[Skip to Navigation]
March 4, 1911


Author Affiliations

Professor of Experimental Therapeutics, Cornell University Medical College NEW YORK

JAMA. 1911;LVI(9):658-660. doi:10.1001/jama.1911.02560090030010

This article is only available in the PDF format. Download the PDF to view the article, as well as its associated figures and tables.


At the present time we know that the thyroid gland fills a very important function in the animal body. We do not know the precise details as to how this function is fulfilled, and because of our lack of knowledge on this point we may more readily turn the discussion to the consideration of theories than is the case in regard to the other tissues which have been more thoroughly studied and concerning which we have more definite information.

One of these theories is deserving of recognition merely for the purpose of rejection. I refer to the ideas sponsored by Blum, Notkin and others—the so-called neutralization theory. These investigators have stated that the function of the thyroid is to detoxicate certain metabolic products which arise in the animal body, and this action they conceive to take place in the thyroid itself and to be accomplished by the union of iodin

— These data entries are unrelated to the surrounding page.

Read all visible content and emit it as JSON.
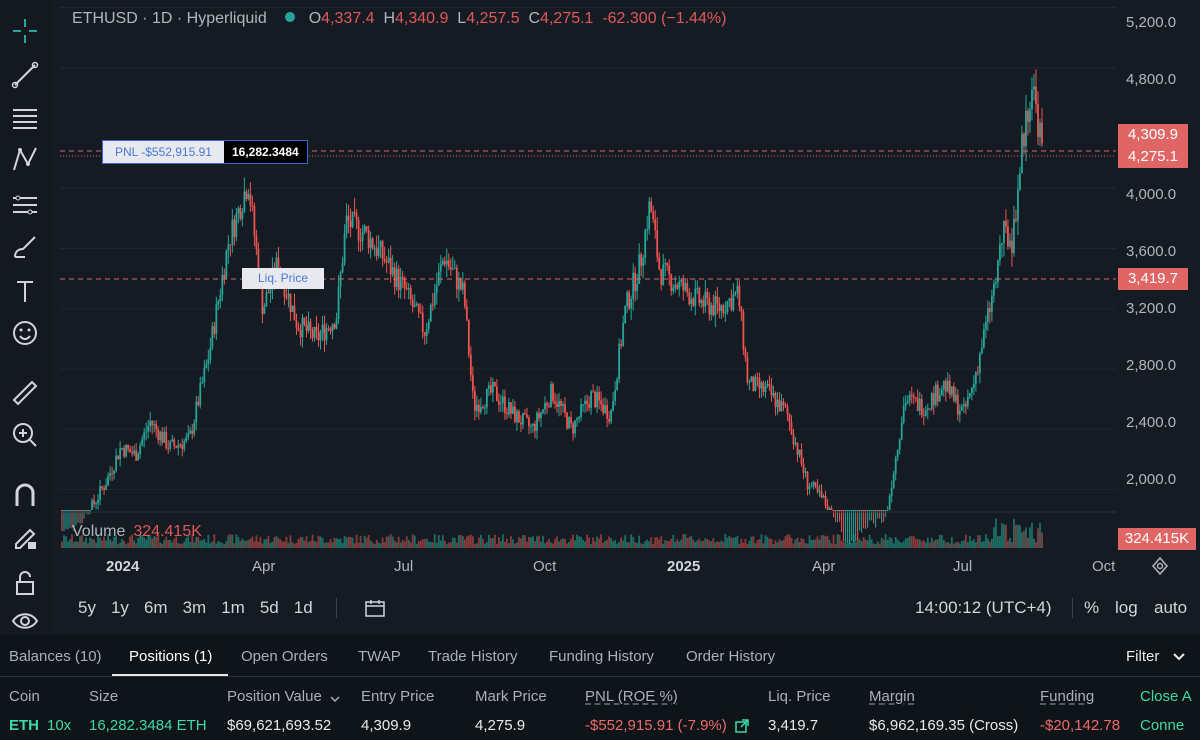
{
  "legend": {
    "symbol": "ETHUSD · 1D · Hyperliquid",
    "o_label": "O",
    "o": "4,337.4",
    "h_label": "H",
    "h": "4,340.9",
    "l_label": "L",
    "l": "4,257.5",
    "c_label": "C",
    "c": "4,275.1",
    "change": "-62.300 (−1.44%)"
  },
  "y_axis": [
    "5,200.0",
    "4,800.0",
    "4,000.0",
    "3,600.0",
    "3,200.0",
    "2,800.0",
    "2,400.0",
    "2,000.0"
  ],
  "price_tags": {
    "entry": "4,309.9",
    "last": "4,275.1",
    "liq": "3,419.7",
    "volume": "324.415K"
  },
  "position_line": {
    "pnl_label": "PNL -$552,915.91",
    "size": "16,282.3484"
  },
  "liq_line": {
    "label": "Liq. Price"
  },
  "volume_legend": {
    "label": "Volume",
    "value": "324.415K"
  },
  "x_axis": [
    "2024",
    "Apr",
    "Jul",
    "Oct",
    "2025",
    "Apr",
    "Jul",
    "Oct"
  ],
  "ranges": [
    "5y",
    "1y",
    "6m",
    "3m",
    "1m",
    "5d",
    "1d"
  ],
  "clock": "14:00:12 (UTC+4)",
  "scale_opts": {
    "pct": "%",
    "log": "log",
    "auto": "auto"
  },
  "tabs": [
    "Balances (10)",
    "Positions (1)",
    "Open Orders",
    "TWAP",
    "Trade History",
    "Funding History",
    "Order History"
  ],
  "filter": "Filter",
  "columns": [
    "Coin",
    "Size",
    "Position Value",
    "Entry Price",
    "Mark Price",
    "PNL (ROE %)",
    "Liq. Price",
    "Margin",
    "Funding",
    "Close A"
  ],
  "row": {
    "coin": "ETH",
    "lev": "10x",
    "size": "16,282.3484 ETH",
    "value": "$69,621,693.52",
    "entry": "4,309.9",
    "mark": "4,275.9",
    "pnl": "-$552,915.91 (-7.9%)",
    "liq": "3,419.7",
    "margin": "$6,962,169.35 (Cross)",
    "funding": "-$20,142.78",
    "close": "Conne"
  },
  "colors": {
    "up": "#26a69a",
    "down": "#ef5350",
    "tag": "#e06666",
    "bg": "#151b22"
  },
  "chart_data": {
    "type": "candlestick",
    "title": "ETHUSD · 1D · Hyperliquid",
    "y_range": [
      1850,
      5250
    ],
    "series": [
      {
        "t": 0,
        "p": 1700
      },
      {
        "t": 0.02,
        "p": 1760
      },
      {
        "t": 0.045,
        "p": 2050
      },
      {
        "t": 0.06,
        "p": 2280
      },
      {
        "t": 0.075,
        "p": 2230
      },
      {
        "t": 0.09,
        "p": 2450
      },
      {
        "t": 0.11,
        "p": 2280
      },
      {
        "t": 0.13,
        "p": 2330
      },
      {
        "t": 0.15,
        "p": 2900
      },
      {
        "t": 0.17,
        "p": 3650
      },
      {
        "t": 0.19,
        "p": 4050
      },
      {
        "t": 0.205,
        "p": 3200
      },
      {
        "t": 0.22,
        "p": 3500
      },
      {
        "t": 0.24,
        "p": 3100
      },
      {
        "t": 0.26,
        "p": 3000
      },
      {
        "t": 0.28,
        "p": 3150
      },
      {
        "t": 0.29,
        "p": 3780
      },
      {
        "t": 0.31,
        "p": 3700
      },
      {
        "t": 0.33,
        "p": 3520
      },
      {
        "t": 0.35,
        "p": 3320
      },
      {
        "t": 0.37,
        "p": 3050
      },
      {
        "t": 0.39,
        "p": 3550
      },
      {
        "t": 0.41,
        "p": 3300
      },
      {
        "t": 0.42,
        "p": 2550
      },
      {
        "t": 0.44,
        "p": 2650
      },
      {
        "t": 0.46,
        "p": 2500
      },
      {
        "t": 0.48,
        "p": 2400
      },
      {
        "t": 0.5,
        "p": 2650
      },
      {
        "t": 0.52,
        "p": 2400
      },
      {
        "t": 0.54,
        "p": 2620
      },
      {
        "t": 0.56,
        "p": 2500
      },
      {
        "t": 0.575,
        "p": 3200
      },
      {
        "t": 0.59,
        "p": 3500
      },
      {
        "t": 0.6,
        "p": 3900
      },
      {
        "t": 0.61,
        "p": 3450
      },
      {
        "t": 0.63,
        "p": 3350
      },
      {
        "t": 0.65,
        "p": 3250
      },
      {
        "t": 0.67,
        "p": 3200
      },
      {
        "t": 0.69,
        "p": 3300
      },
      {
        "t": 0.7,
        "p": 2700
      },
      {
        "t": 0.72,
        "p": 2650
      },
      {
        "t": 0.74,
        "p": 2500
      },
      {
        "t": 0.76,
        "p": 2050
      },
      {
        "t": 0.78,
        "p": 1900
      },
      {
        "t": 0.8,
        "p": 1580
      },
      {
        "t": 0.82,
        "p": 1700
      },
      {
        "t": 0.84,
        "p": 1780
      },
      {
        "t": 0.86,
        "p": 2600
      },
      {
        "t": 0.88,
        "p": 2550
      },
      {
        "t": 0.9,
        "p": 2700
      },
      {
        "t": 0.92,
        "p": 2500
      },
      {
        "t": 0.93,
        "p": 2700
      },
      {
        "t": 0.95,
        "p": 3300
      },
      {
        "t": 0.96,
        "p": 3700
      },
      {
        "t": 0.97,
        "p": 3650
      },
      {
        "t": 0.98,
        "p": 4300
      },
      {
        "t": 0.99,
        "p": 4700
      },
      {
        "t": 1.0,
        "p": 4275
      }
    ]
  }
}
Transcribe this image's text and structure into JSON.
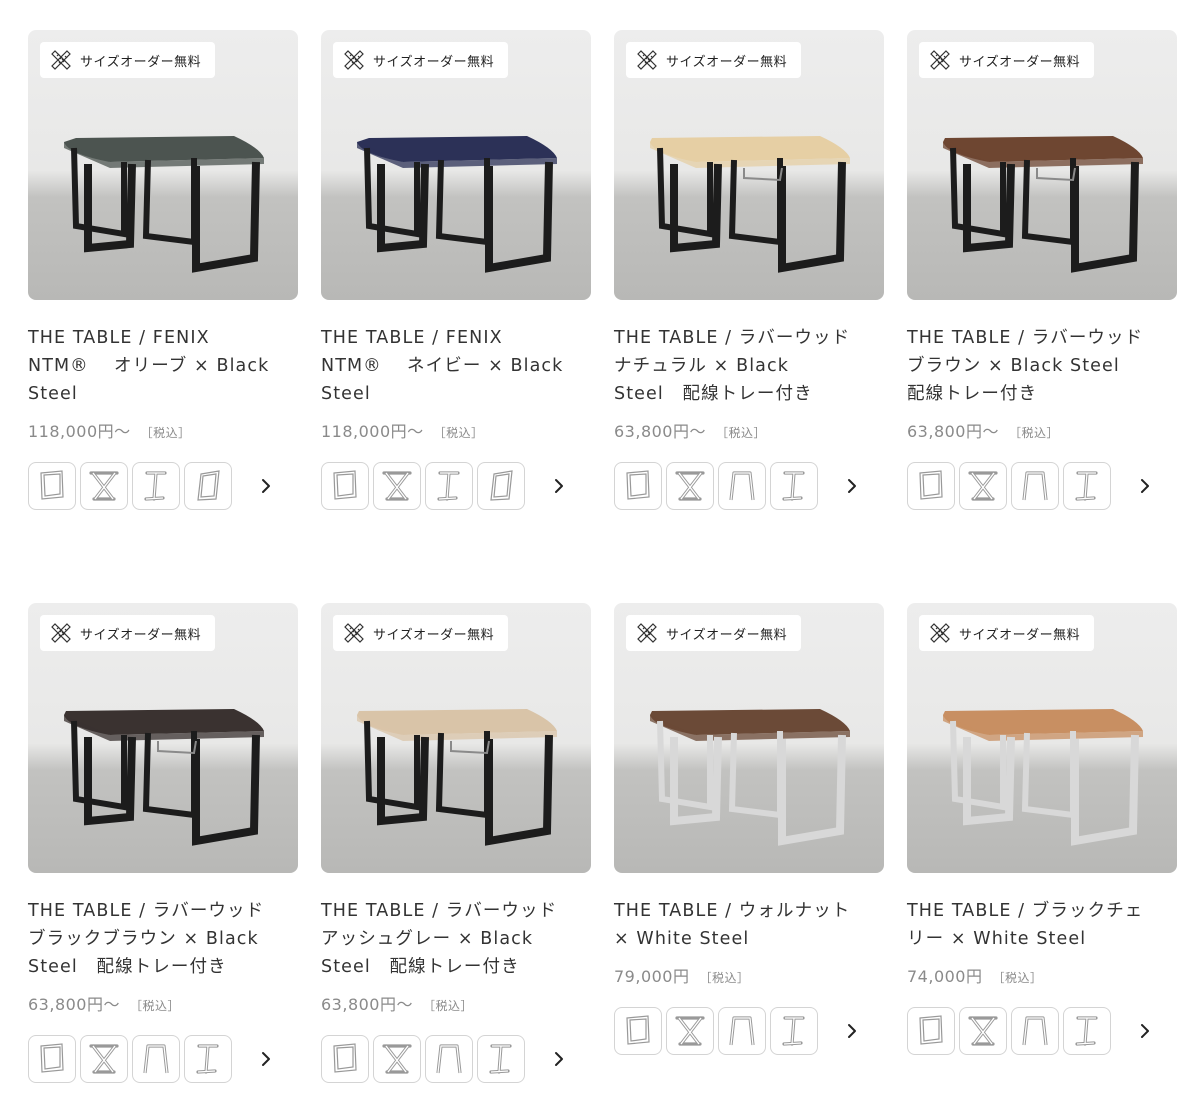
{
  "badge_label": "サイズオーダー無料",
  "tax_label": "［税込］",
  "products": [
    {
      "title_lines": [
        "THE TABLE / FENIX",
        "NTM®　 オリーブ × Black",
        "Steel"
      ],
      "price": "118,000円〜",
      "legs": [
        "square-leg-icon",
        "x-leg-icon",
        "i-leg-icon",
        "slanted-leg-icon"
      ],
      "top_color": "#4c5450",
      "leg_color": "#1c1c1c",
      "tray": false,
      "rounded": true
    },
    {
      "title_lines": [
        "THE TABLE / FENIX",
        "NTM®　 ネイビー × Black",
        "Steel"
      ],
      "price": "118,000円〜",
      "legs": [
        "square-leg-icon",
        "x-leg-icon",
        "i-leg-icon",
        "slanted-leg-icon"
      ],
      "top_color": "#2c3157",
      "leg_color": "#1c1c1c",
      "tray": false,
      "rounded": true
    },
    {
      "title_lines": [
        "THE TABLE / ラバーウッド",
        "ナチュラル × Black",
        "Steel　配線トレー付き"
      ],
      "price": "63,800円〜",
      "legs": [
        "square-leg-icon",
        "x-leg-icon",
        "trapezoid-leg-icon",
        "i-leg-icon"
      ],
      "top_color": "#e6cfa4",
      "leg_color": "#1c1c1c",
      "tray": true,
      "rounded": false
    },
    {
      "title_lines": [
        "THE TABLE / ラバーウッド",
        "ブラウン × Black Steel",
        "配線トレー付き"
      ],
      "price": "63,800円〜",
      "legs": [
        "square-leg-icon",
        "x-leg-icon",
        "trapezoid-leg-icon",
        "i-leg-icon"
      ],
      "top_color": "#6e4631",
      "leg_color": "#1c1c1c",
      "tray": true,
      "rounded": false
    },
    {
      "title_lines": [
        "THE TABLE / ラバーウッド",
        "ブラックブラウン × Black",
        "Steel　配線トレー付き"
      ],
      "price": "63,800円〜",
      "legs": [
        "square-leg-icon",
        "x-leg-icon",
        "trapezoid-leg-icon",
        "i-leg-icon"
      ],
      "top_color": "#3a3230",
      "leg_color": "#1c1c1c",
      "tray": true,
      "rounded": false
    },
    {
      "title_lines": [
        "THE TABLE / ラバーウッド",
        "アッシュグレー × Black",
        "Steel　配線トレー付き"
      ],
      "price": "63,800円〜",
      "legs": [
        "square-leg-icon",
        "x-leg-icon",
        "trapezoid-leg-icon",
        "i-leg-icon"
      ],
      "top_color": "#d9c4a8",
      "leg_color": "#1c1c1c",
      "tray": true,
      "rounded": false
    },
    {
      "title_lines": [
        "THE TABLE / ウォルナット",
        "× White Steel"
      ],
      "price": "79,000円",
      "legs": [
        "square-leg-icon",
        "x-leg-icon",
        "trapezoid-leg-icon",
        "i-leg-icon"
      ],
      "top_color": "#6b4a37",
      "leg_color": "#f5f5f5",
      "tray": false,
      "rounded": false
    },
    {
      "title_lines": [
        "THE TABLE / ブラックチェ",
        "リー × White Steel"
      ],
      "price": "74,000円",
      "legs": [
        "square-leg-icon",
        "x-leg-icon",
        "trapezoid-leg-icon",
        "i-leg-icon"
      ],
      "top_color": "#c88f62",
      "leg_color": "#f5f5f5",
      "tray": false,
      "rounded": false
    }
  ]
}
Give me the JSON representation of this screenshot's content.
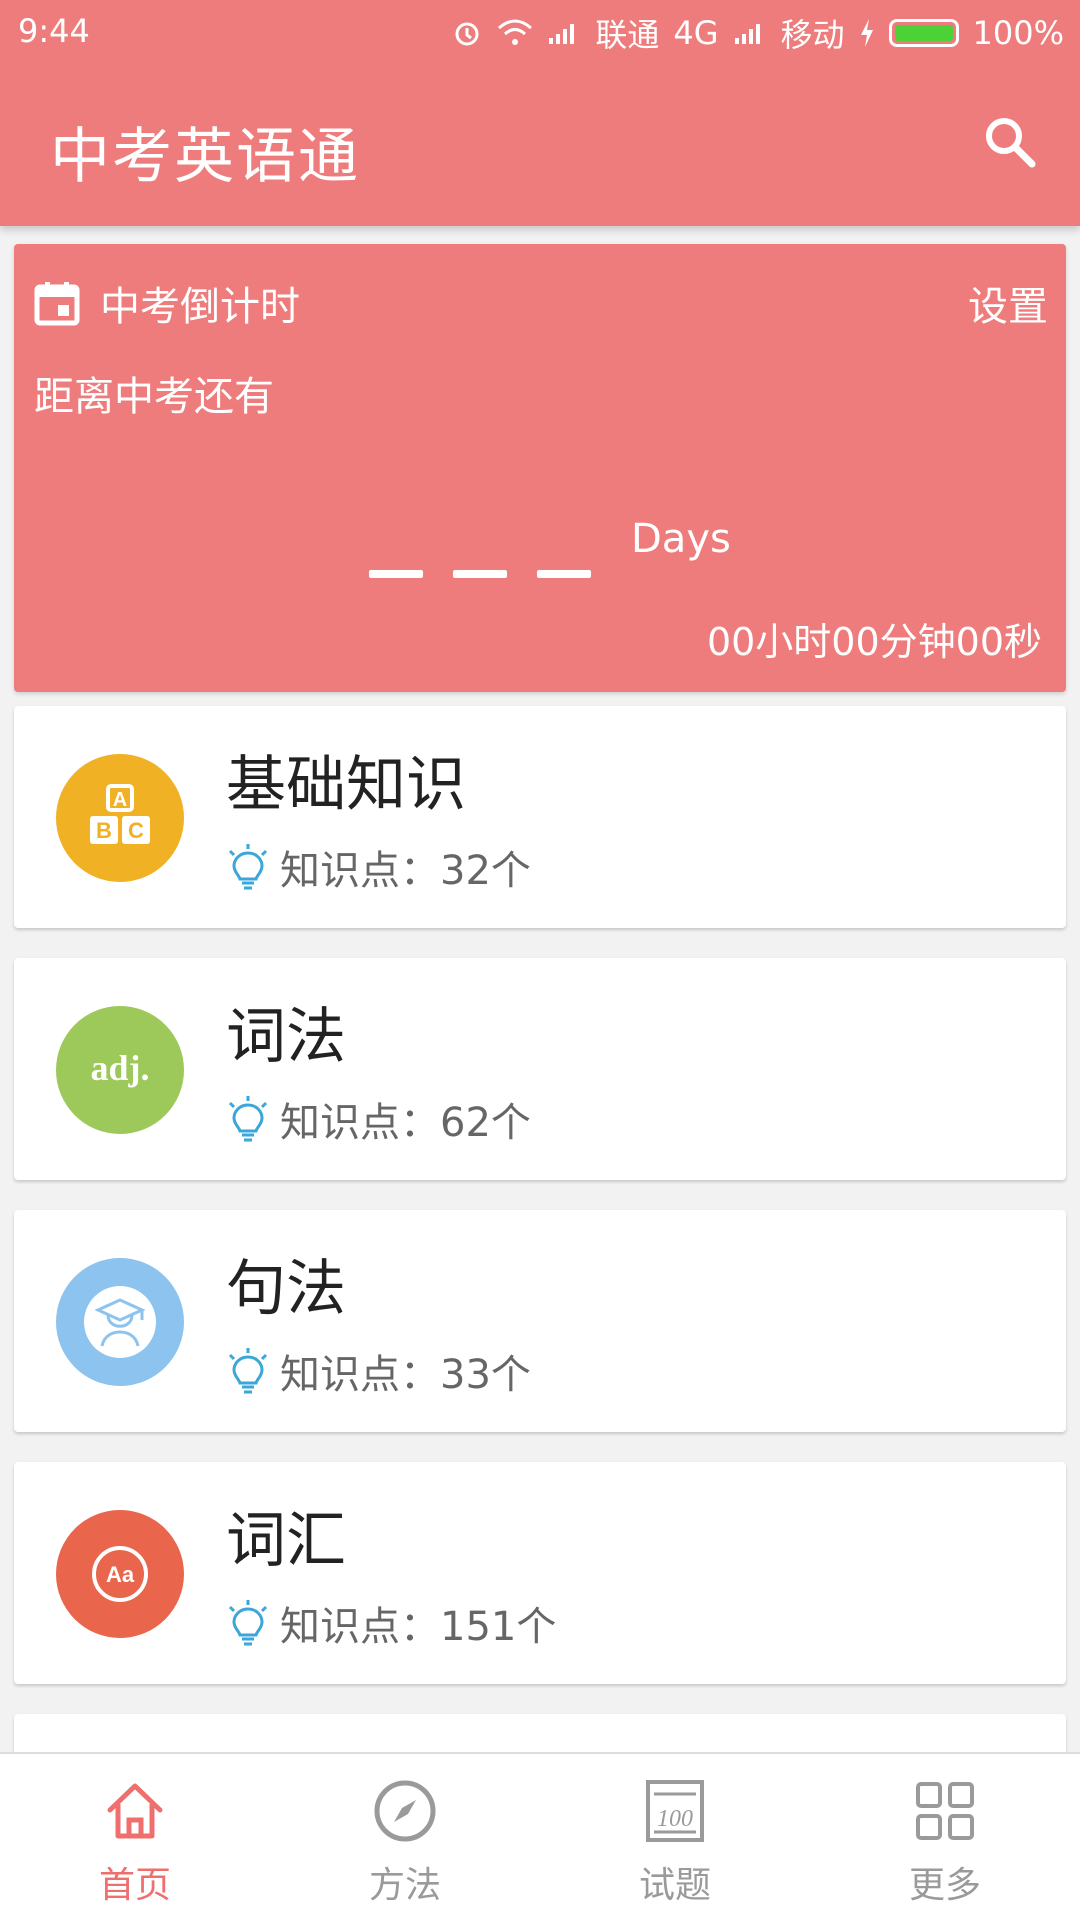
{
  "status_bar": {
    "time": "9:44",
    "carrier1": "联通",
    "network": "4G",
    "carrier2": "移动",
    "battery": "100%"
  },
  "app_bar": {
    "title": "中考英语通",
    "search_icon": "search-icon"
  },
  "countdown": {
    "title": "中考倒计时",
    "settings_label": "设置",
    "subtitle": "距离中考还有",
    "days_label": "Days",
    "time_remaining": "00小时00分钟00秒",
    "icon": "calendar-icon"
  },
  "categories": [
    {
      "title": "基础知识",
      "meta": "知识点：32个",
      "icon": "abc-blocks-icon",
      "color": "#f0b124"
    },
    {
      "title": "词法",
      "meta": "知识点：62个",
      "icon": "adj-icon",
      "color": "#9dc85a"
    },
    {
      "title": "句法",
      "meta": "知识点：33个",
      "icon": "graduate-icon",
      "color": "#8cc3ef"
    },
    {
      "title": "词汇",
      "meta": "知识点：151个",
      "icon": "aa-icon",
      "color": "#e9664d"
    }
  ],
  "bottom_nav": [
    {
      "label": "首页",
      "icon": "home-icon",
      "active": true
    },
    {
      "label": "方法",
      "icon": "compass-icon",
      "active": false
    },
    {
      "label": "试题",
      "icon": "exam-icon",
      "active": false
    },
    {
      "label": "更多",
      "icon": "grid-icon",
      "active": false
    }
  ],
  "colors": {
    "primary": "#ef7c7c",
    "nav_active": "#ef6f6f",
    "bulb": "#3aa7d8"
  }
}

First Page Preview View Large
First page PDF preview
First page PDF preview